“Everyone is just bummed that it’s open on Thanksgiving night,” Juarez said. “It ruined a lot of people’s plans.”
SF State economics professor Venoo Kakar cited a variety of factors for the trend of pushing Black Friday into Thursday.
“The time consumers spend on shopping is highly correlated with sales revenues,” Kakar said. “Stores are aware that the economy is stronger than last year and a few factors like consumer confidence and consumer credit are back to pre-recession levels. The bottom line is that stores are just exploiting these different opportunities to boost sales and increase market share by opening earlier and earlier.”
According to second-year S.F. State student and Target employee Anthony Perez, most employees at his store do not want to work on Thanksgiving Day, but have no choice because of the demands of the holiday shopping season.
“Some of them are much older, and are not going to school like I am, but have a second job,” Perez said. “A lot of my co-workers are working from 5:30 p.m. on Thanksgiving day to 2 a.m., which can be very draining and takes away a lot of their time which could have been spent with their families.”

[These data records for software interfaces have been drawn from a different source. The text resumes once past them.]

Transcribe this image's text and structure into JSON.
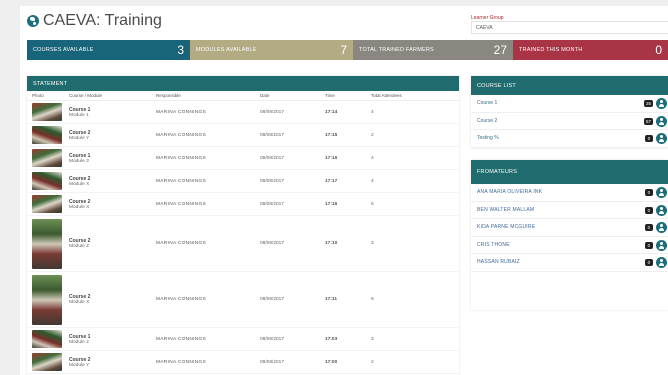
{
  "header": {
    "title": "CAEVA: Training"
  },
  "filter": {
    "label": "Learner Group",
    "value": "CAEVA"
  },
  "stats": [
    {
      "label": "COURSES AVAILABLE",
      "value": "3"
    },
    {
      "label": "MODULES AVAILABLE",
      "value": "7"
    },
    {
      "label": "TOTAL TRAINED FARMERS",
      "value": "27"
    },
    {
      "label": "TRAINED THIS MONTH",
      "value": "0"
    }
  ],
  "colors": {
    "teal": "#17647b",
    "khaki": "#b3ab84",
    "grey": "#8a8680",
    "crimson": "#a93446",
    "panel_header": "#1f6b6e"
  },
  "statement": {
    "title": "STATEMENT",
    "columns": {
      "photo": "Photo",
      "course": "Course / Module",
      "responsible": "Responsible",
      "date": "Date",
      "time": "Time",
      "attendees": "Total Attendees"
    },
    "rows": [
      {
        "course": "Course 1",
        "module": "Module 1",
        "responsible": "MARINA CONNINGS",
        "date": "08/08/2017",
        "time": "17:14",
        "attendees": "4"
      },
      {
        "course": "Course 2",
        "module": "Module Y",
        "responsible": "MARINA CONNINGS",
        "date": "08/08/2017",
        "time": "17:15",
        "attendees": "2"
      },
      {
        "course": "Course 1",
        "module": "Module 3",
        "responsible": "MARINA CONNINGS",
        "date": "08/08/2017",
        "time": "17:16",
        "attendees": "4"
      },
      {
        "course": "Course 2",
        "module": "Module X",
        "responsible": "MARINA CONNINGS",
        "date": "08/08/2017",
        "time": "17:17",
        "attendees": "4"
      },
      {
        "course": "Course 2",
        "module": "Module X",
        "responsible": "MARINA CONNINGS",
        "date": "08/08/2017",
        "time": "17:16",
        "attendees": "6"
      },
      {
        "course": "Course 2",
        "module": "Module Z",
        "responsible": "MARINA CONNINGS",
        "date": "08/08/2017",
        "time": "17:10",
        "attendees": "3"
      },
      {
        "course": "Course 2",
        "module": "Module X",
        "responsible": "MARINA CONNINGS",
        "date": "08/08/2017",
        "time": "17:11",
        "attendees": "9"
      },
      {
        "course": "Course 1",
        "module": "Module 2",
        "responsible": "MARINA CONNINGS",
        "date": "08/08/2017",
        "time": "17:03",
        "attendees": "3"
      },
      {
        "course": "Course 2",
        "module": "Module Y",
        "responsible": "MARINA CONNINGS",
        "date": "08/08/2017",
        "time": "17:00",
        "attendees": "2"
      }
    ]
  },
  "course_list": {
    "title": "COURSE LIST",
    "items": [
      {
        "label": "Course 1",
        "count": "26"
      },
      {
        "label": "Course 2",
        "count": "57"
      },
      {
        "label": "Testing %",
        "count": "0"
      }
    ]
  },
  "trainers": {
    "title": "FROMATEURS",
    "items": [
      {
        "label": "ANA MARIA OLIVEIRA INK",
        "count": "0"
      },
      {
        "label": "BEN WALTER MALLAM",
        "count": "0"
      },
      {
        "label": "KIDA PARNE MCGUIRE",
        "count": "0"
      },
      {
        "label": "CRIS THONE",
        "count": "0"
      },
      {
        "label": "HASSAN RUBAIZ",
        "count": "0"
      }
    ]
  }
}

Theater student Geoffrey Malveaux, who also works at Macy’s, had to cut short his family’s Thanksgiving dinner in Sacramento to get to work on time.
Despite this, Malveaux said working on Thanksgiving Day has its perks, including the time-and-a-half holiday pay for working on Thanksgiving night that he will receive. Both Malveaux and Juarez were excited to work on Black Friday, which is usually the biggest day of the year for retail commissions at stores like Macy’s.
Other student workers would rather save their vacation days for the Christmas holidays, like senior Niike Andino who put in his regular hours as a receptionist for Airbnb on Thanksgiving Day for this reason.
“I wasn’t planning on doing anything on Thanksgiving because I’m getting off at 10 p.m.,” Andino said. “Pretty much every year, if someone wants time off for Thanksgiving, I’m more than willing to take it.”
According to Kakar, a quarter of Americans work on Thanksgiving Day, and 44.8 million Americans shopped on the holiday last year.
“It seems like working on Thanksgiving for employees at some retailers is not an ‘option,'” Kakar said.